I wasn't sure what had gone wrong with this wine. Was it tainted? Did it have bret? Was it just not my style? Was it the vintage? Or. maybe it was just me, something that wouldn't have been unusual since wine is such a subjective thing. I decided to do a comparison and taste a 2006 Côtes du Rhône that I just happened to have at home to see how it was holding up. The wine was a 2006 Catherine le Goeuil, Côtes du Rhône, Cairanne, Cuvée Léa Felsch that I bought from Kermit Lynch Wine Merchants. And although the first sip was a bit tight, I am happy to say that the wine restored my faith in myself and the vintage. Catherine le Goeuil makes a blend of Grenache, Syrah, Mourvedre, Cinsault and Carignan from a 14 hectare vineyard in the village of Cairanne. She has been farming the vineyard organically since 1993 and makes only this one red wine from the property.

After the initial sip, the wine opened up fairly quickly to reveal a nose of soft, cooked plum and dark berry notes with touches of dark green herbs and the very slightest hint of vanilla. On the palate, layers of tobacco and smoky game meat intermingled with dark fruit notes and delicate hints of cedar spice. Although dominated by dark fruit notes, the wine maintained a decent amount of acidity resulting in a feeling of freshness and youth. It was actually the perfect wine to drink with the pork and cavolo nero I made last night as the dark earthiness of the kale was the perfect partner for the wine's herbal component. I liked this wine so much that I'm inspired to buy some more of it to keep on hand for more cold weather meals.

I'm sure it seems pretty comical to hear that I have a hard time ordering wine in a restaurant, at least one that is not my own. And in the end, not loving that particular bottle of wine wasn't really the end of the world.
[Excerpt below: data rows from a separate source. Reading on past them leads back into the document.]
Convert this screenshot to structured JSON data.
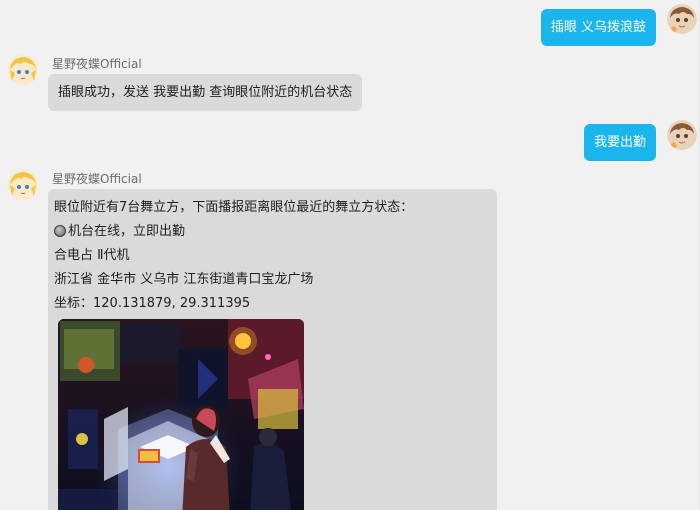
{
  "bot": {
    "name": "星野夜蝶Official"
  },
  "messages": {
    "user_msg_1": "插眼 义乌拨浪鼓",
    "bot_msg_1": "插眼成功，发送 我要出勤 查询眼位附近的机台状态",
    "user_msg_2": "我要出勤",
    "bot_msg_2": {
      "line1": "眼位附近有7台舞立方，下面播报距离眼位最近的舞立方状态：",
      "status": "机台在线，立即出勤",
      "machine": "合电占 Ⅱ代机",
      "address": "浙江省 金华市 义乌市 江东街道青口宝龙广场",
      "coordinates": "坐标：120.131879, 29.311395"
    }
  },
  "colors": {
    "user_bubble": "#1bb5ee",
    "bot_bubble": "#dadada",
    "background": "#f1f1f1"
  },
  "icons": {
    "status": "gray-circle-icon"
  }
}
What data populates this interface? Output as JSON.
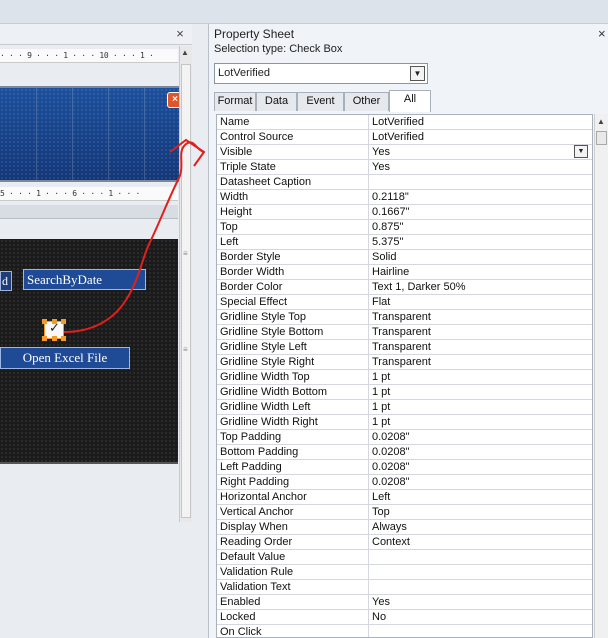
{
  "design": {
    "close_glyph": "×",
    "ruler_top": "· · · 9 · · · 1 · · · 10 · · · 1 ·",
    "ruler_mid": "5 · · · 1 · · · 6 · · · 1 · · ·",
    "header_close_glyph": "×",
    "partial_label": "d",
    "search_label": "SearchByDate",
    "excel_label": "Open Excel File",
    "checkbox_mark": "✓",
    "grip_glyph": "≡"
  },
  "property_sheet": {
    "title": "Property Sheet",
    "close_glyph": "×",
    "selection_type": "Selection type:  Check Box",
    "object_combo": "LotVerified",
    "tabs": [
      {
        "label": "Format"
      },
      {
        "label": "Data"
      },
      {
        "label": "Event"
      },
      {
        "label": "Other"
      },
      {
        "label": "All",
        "active": true
      }
    ],
    "properties": [
      {
        "name": "Name",
        "value": "LotVerified"
      },
      {
        "name": "Control Source",
        "value": "LotVerified"
      },
      {
        "name": "Visible",
        "value": "Yes",
        "dropdown": true
      },
      {
        "name": "Triple State",
        "value": "Yes"
      },
      {
        "name": "Datasheet Caption",
        "value": ""
      },
      {
        "name": "Width",
        "value": "0.2118\""
      },
      {
        "name": "Height",
        "value": "0.1667\""
      },
      {
        "name": "Top",
        "value": "0.875\""
      },
      {
        "name": "Left",
        "value": "5.375\""
      },
      {
        "name": "Border Style",
        "value": "Solid"
      },
      {
        "name": "Border Width",
        "value": "Hairline"
      },
      {
        "name": "Border Color",
        "value": "Text 1, Darker 50%"
      },
      {
        "name": "Special Effect",
        "value": "Flat"
      },
      {
        "name": "Gridline Style Top",
        "value": "Transparent"
      },
      {
        "name": "Gridline Style Bottom",
        "value": "Transparent"
      },
      {
        "name": "Gridline Style Left",
        "value": "Transparent"
      },
      {
        "name": "Gridline Style Right",
        "value": "Transparent"
      },
      {
        "name": "Gridline Width Top",
        "value": "1 pt"
      },
      {
        "name": "Gridline Width Bottom",
        "value": "1 pt"
      },
      {
        "name": "Gridline Width Left",
        "value": "1 pt"
      },
      {
        "name": "Gridline Width Right",
        "value": "1 pt"
      },
      {
        "name": "Top Padding",
        "value": "0.0208\""
      },
      {
        "name": "Bottom Padding",
        "value": "0.0208\""
      },
      {
        "name": "Left Padding",
        "value": "0.0208\""
      },
      {
        "name": "Right Padding",
        "value": "0.0208\""
      },
      {
        "name": "Horizontal Anchor",
        "value": "Left"
      },
      {
        "name": "Vertical Anchor",
        "value": "Top"
      },
      {
        "name": "Display When",
        "value": "Always"
      },
      {
        "name": "Reading Order",
        "value": "Context"
      },
      {
        "name": "Default Value",
        "value": ""
      },
      {
        "name": "Validation Rule",
        "value": ""
      },
      {
        "name": "Validation Text",
        "value": ""
      },
      {
        "name": "Enabled",
        "value": "Yes"
      },
      {
        "name": "Locked",
        "value": "No"
      },
      {
        "name": "On Click",
        "value": ""
      }
    ]
  },
  "colors": {
    "annotation": "#e0201c",
    "selection_handle": "#f29b2a"
  }
}
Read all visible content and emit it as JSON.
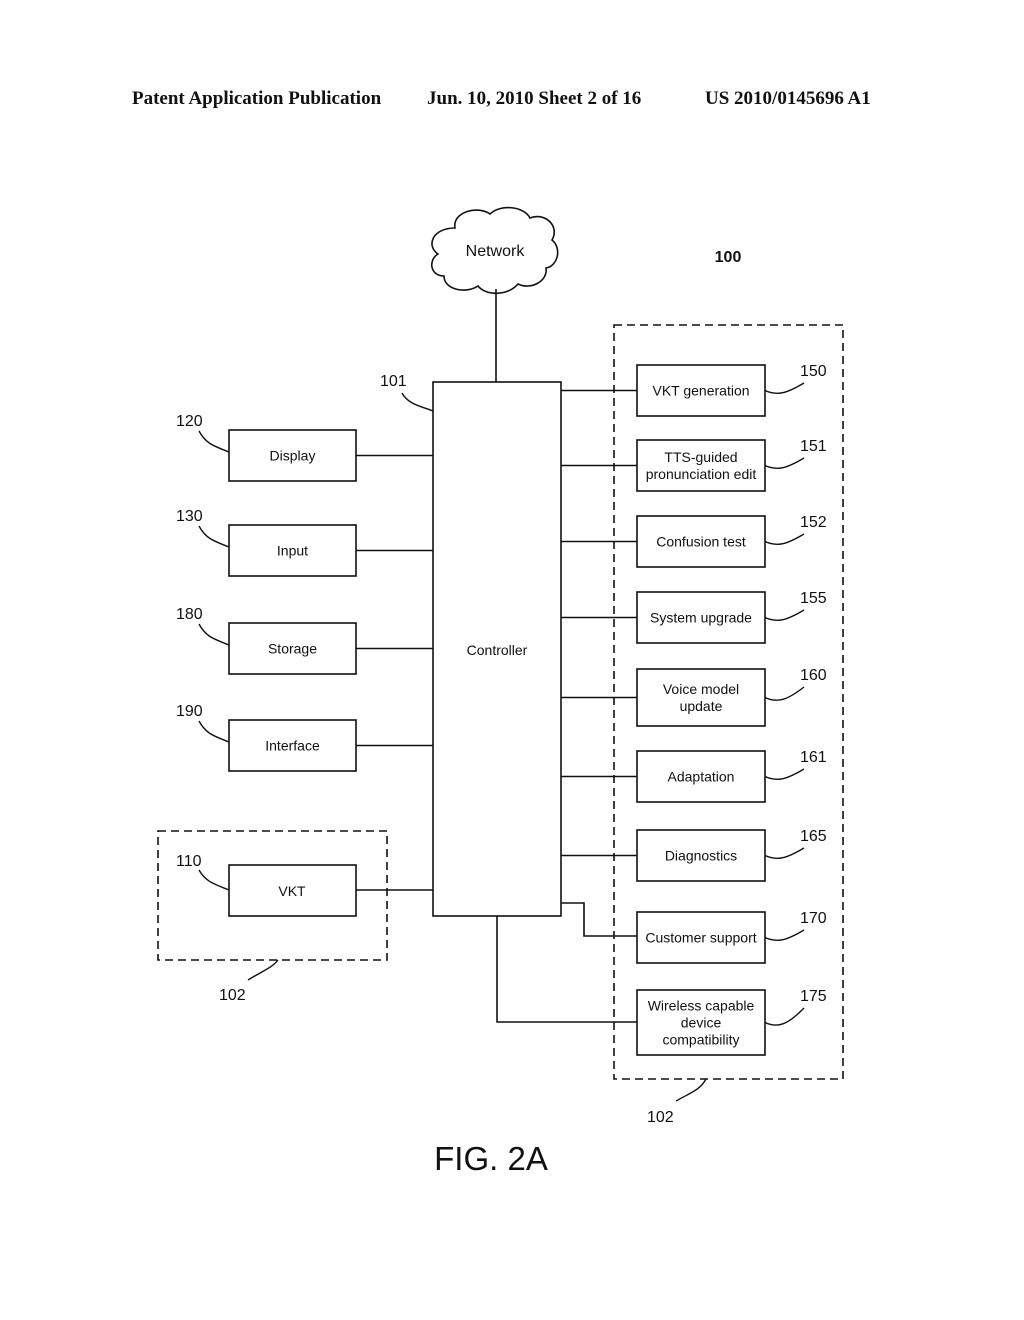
{
  "header": {
    "publication": "Patent Application Publication",
    "date_sheet": "Jun. 10, 2010  Sheet 2 of 16",
    "number": "US 2010/0145696 A1"
  },
  "figure": {
    "label": "FIG. 2A",
    "system_ref": "100",
    "network": {
      "label": "Network"
    },
    "controller": {
      "label": "Controller",
      "ref": "101"
    },
    "left_blocks": [
      {
        "label": "Display",
        "ref": "120"
      },
      {
        "label": "Input",
        "ref": "130"
      },
      {
        "label": "Storage",
        "ref": "180"
      },
      {
        "label": "Interface",
        "ref": "190"
      }
    ],
    "vkt_group": {
      "ref": "102",
      "block": {
        "label": "VKT",
        "ref": "110"
      }
    },
    "right_group": {
      "ref": "102",
      "blocks": [
        {
          "lines": [
            "VKT generation"
          ],
          "ref": "150"
        },
        {
          "lines": [
            "TTS-guided",
            "pronunciation edit"
          ],
          "ref": "151"
        },
        {
          "lines": [
            "Confusion test"
          ],
          "ref": "152"
        },
        {
          "lines": [
            "System upgrade"
          ],
          "ref": "155"
        },
        {
          "lines": [
            "Voice model",
            "update"
          ],
          "ref": "160"
        },
        {
          "lines": [
            "Adaptation"
          ],
          "ref": "161"
        },
        {
          "lines": [
            "Diagnostics"
          ],
          "ref": "165"
        },
        {
          "lines": [
            "Customer support"
          ],
          "ref": "170"
        },
        {
          "lines": [
            "Wireless capable",
            "device",
            "compatibility"
          ],
          "ref": "175"
        }
      ]
    }
  }
}
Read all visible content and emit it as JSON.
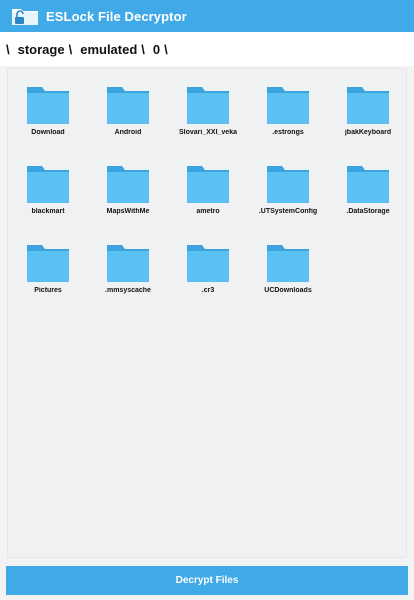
{
  "app": {
    "title": "ESLock File Decryptor",
    "accent_color": "#40a9e8",
    "icon": "unlock-folder-icon"
  },
  "breadcrumb": {
    "separator": "\\",
    "segments": [
      "storage",
      "emulated",
      "0"
    ]
  },
  "folders": [
    {
      "label": "Download"
    },
    {
      "label": "Android"
    },
    {
      "label": "Slovari_XXI_veka"
    },
    {
      "label": ".estrongs"
    },
    {
      "label": "jbakKeyboard"
    },
    {
      "label": "blackmart"
    },
    {
      "label": "MapsWithMe"
    },
    {
      "label": "ametro"
    },
    {
      "label": ".UTSystemConfig"
    },
    {
      "label": ".DataStorage"
    },
    {
      "label": "Pictures"
    },
    {
      "label": ".mmsyscache"
    },
    {
      "label": ".cr3"
    },
    {
      "label": "UCDownloads"
    }
  ],
  "folder_icon": "folder-icon",
  "footer": {
    "decrypt_label": "Decrypt Files"
  }
}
I don't have to have a "relationship" with each bottle of wine I order. Besides, everybody else at the table was totally fine with it, so maybe it really was just me.